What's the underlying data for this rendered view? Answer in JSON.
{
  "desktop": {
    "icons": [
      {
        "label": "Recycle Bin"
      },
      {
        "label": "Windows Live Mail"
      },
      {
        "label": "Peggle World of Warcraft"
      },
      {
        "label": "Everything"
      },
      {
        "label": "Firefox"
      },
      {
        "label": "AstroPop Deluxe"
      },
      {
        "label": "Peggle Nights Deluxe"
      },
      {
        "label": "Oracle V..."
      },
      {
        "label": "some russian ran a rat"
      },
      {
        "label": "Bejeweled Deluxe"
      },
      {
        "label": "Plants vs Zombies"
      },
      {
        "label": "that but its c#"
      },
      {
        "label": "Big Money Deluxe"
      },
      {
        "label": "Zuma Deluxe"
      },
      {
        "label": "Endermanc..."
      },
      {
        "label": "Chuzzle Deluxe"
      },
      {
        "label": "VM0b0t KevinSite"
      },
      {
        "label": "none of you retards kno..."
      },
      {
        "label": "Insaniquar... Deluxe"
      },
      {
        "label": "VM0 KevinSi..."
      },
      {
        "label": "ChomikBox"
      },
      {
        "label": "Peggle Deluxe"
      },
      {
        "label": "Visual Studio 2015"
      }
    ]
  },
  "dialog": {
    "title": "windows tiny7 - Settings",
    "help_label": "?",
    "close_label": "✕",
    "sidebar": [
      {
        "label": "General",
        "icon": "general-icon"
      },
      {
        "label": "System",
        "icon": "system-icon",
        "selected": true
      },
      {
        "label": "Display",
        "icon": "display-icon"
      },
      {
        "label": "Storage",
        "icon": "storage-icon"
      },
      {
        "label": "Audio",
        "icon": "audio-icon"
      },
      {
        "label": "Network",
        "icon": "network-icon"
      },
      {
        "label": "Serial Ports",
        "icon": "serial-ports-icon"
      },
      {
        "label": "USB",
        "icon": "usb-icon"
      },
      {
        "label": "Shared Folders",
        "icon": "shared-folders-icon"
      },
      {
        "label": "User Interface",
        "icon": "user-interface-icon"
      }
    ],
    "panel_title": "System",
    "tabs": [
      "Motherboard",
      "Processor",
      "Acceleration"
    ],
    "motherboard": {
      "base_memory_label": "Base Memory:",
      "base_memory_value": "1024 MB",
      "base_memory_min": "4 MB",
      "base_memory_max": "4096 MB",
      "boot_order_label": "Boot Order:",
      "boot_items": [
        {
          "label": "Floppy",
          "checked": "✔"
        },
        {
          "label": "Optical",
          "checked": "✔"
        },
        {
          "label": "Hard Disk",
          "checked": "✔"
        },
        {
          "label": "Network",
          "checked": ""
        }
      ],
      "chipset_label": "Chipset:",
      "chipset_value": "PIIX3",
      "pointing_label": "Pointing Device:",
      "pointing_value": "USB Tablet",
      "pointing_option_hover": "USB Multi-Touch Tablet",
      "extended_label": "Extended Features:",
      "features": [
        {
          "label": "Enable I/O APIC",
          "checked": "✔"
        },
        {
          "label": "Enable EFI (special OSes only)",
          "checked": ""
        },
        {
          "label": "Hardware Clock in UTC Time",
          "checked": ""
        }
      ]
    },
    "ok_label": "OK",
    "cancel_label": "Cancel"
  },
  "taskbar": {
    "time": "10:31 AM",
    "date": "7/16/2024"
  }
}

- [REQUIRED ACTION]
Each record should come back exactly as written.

- [RESULT FOR THIS TASK]
What's the underlying data for this rendered view? Answer in JSON.
{
  "desktop": {
    "icons": [
      {
        "label": "Recycle Bin"
      },
      {
        "label": "Windows Live Mail"
      },
      {
        "label": "Peggle World of Warcraft"
      },
      {
        "label": "Everything"
      },
      {
        "label": "Firefox"
      },
      {
        "label": "AstroPop Deluxe"
      },
      {
        "label": "Peggle Nights Deluxe"
      },
      {
        "label": "Oracle V..."
      },
      {
        "label": "some russian ran a rat"
      },
      {
        "label": "Bejeweled Deluxe"
      },
      {
        "label": "Plants vs Zombies"
      },
      {
        "label": "that but its c#"
      },
      {
        "label": "Big Money Deluxe"
      },
      {
        "label": "Zuma Deluxe"
      },
      {
        "label": "Endermanc..."
      },
      {
        "label": "Chuzzle Deluxe"
      },
      {
        "label": "VM0b0t KevinSite"
      },
      {
        "label": "none of you retards kno..."
      },
      {
        "label": "Insaniquar... Deluxe"
      },
      {
        "label": "VM0 KevinSi..."
      },
      {
        "label": "ChomikBox"
      },
      {
        "label": "Peggle Deluxe"
      },
      {
        "label": "Visual Studio 2015"
      }
    ]
  },
  "dialog": {
    "title": "windows tiny7 - Settings",
    "help_label": "?",
    "close_label": "✕",
    "sidebar": [
      {
        "label": "General",
        "icon": "general-icon"
      },
      {
        "label": "System",
        "icon": "system-icon",
        "selected": true
      },
      {
        "label": "Display",
        "icon": "display-icon"
      },
      {
        "label": "Storage",
        "icon": "storage-icon"
      },
      {
        "label": "Audio",
        "icon": "audio-icon"
      },
      {
        "label": "Network",
        "icon": "network-icon"
      },
      {
        "label": "Serial Ports",
        "icon": "serial-ports-icon"
      },
      {
        "label": "USB",
        "icon": "usb-icon"
      },
      {
        "label": "Shared Folders",
        "icon": "shared-folders-icon"
      },
      {
        "label": "User Interface",
        "icon": "user-interface-icon"
      }
    ],
    "panel_title": "System",
    "tabs": [
      "Motherboard",
      "Processor",
      "Acceleration"
    ],
    "motherboard": {
      "base_memory_label": "Base Memory:",
      "base_memory_value": "1024 MB",
      "base_memory_min": "4 MB",
      "base_memory_max": "4096 MB",
      "boot_order_label": "Boot Order:",
      "boot_items": [
        {
          "label": "Floppy",
          "checked": "✔"
        },
        {
          "label": "Optical",
          "checked": "✔"
        },
        {
          "label": "Hard Disk",
          "checked": "✔"
        },
        {
          "label": "Network",
          "checked": ""
        }
      ],
      "chipset_label": "Chipset:",
      "chipset_value": "PIIX3",
      "pointing_label": "Pointing Device:",
      "pointing_value": "USB Tablet",
      "pointing_option_hover": "USB Multi-Touch Tablet",
      "extended_label": "Extended Features:",
      "features": [
        {
          "label": "Enable I/O APIC",
          "checked": "✔"
        },
        {
          "label": "Enable EFI (special OSes only)",
          "checked": ""
        },
        {
          "label": "Hardware Clock in UTC Time",
          "checked": ""
        }
      ]
    },
    "ok_label": "OK",
    "cancel_label": "Cancel"
  },
  "taskbar": {
    "time": "10:31 AM",
    "date": "7/16/2024"
  }
}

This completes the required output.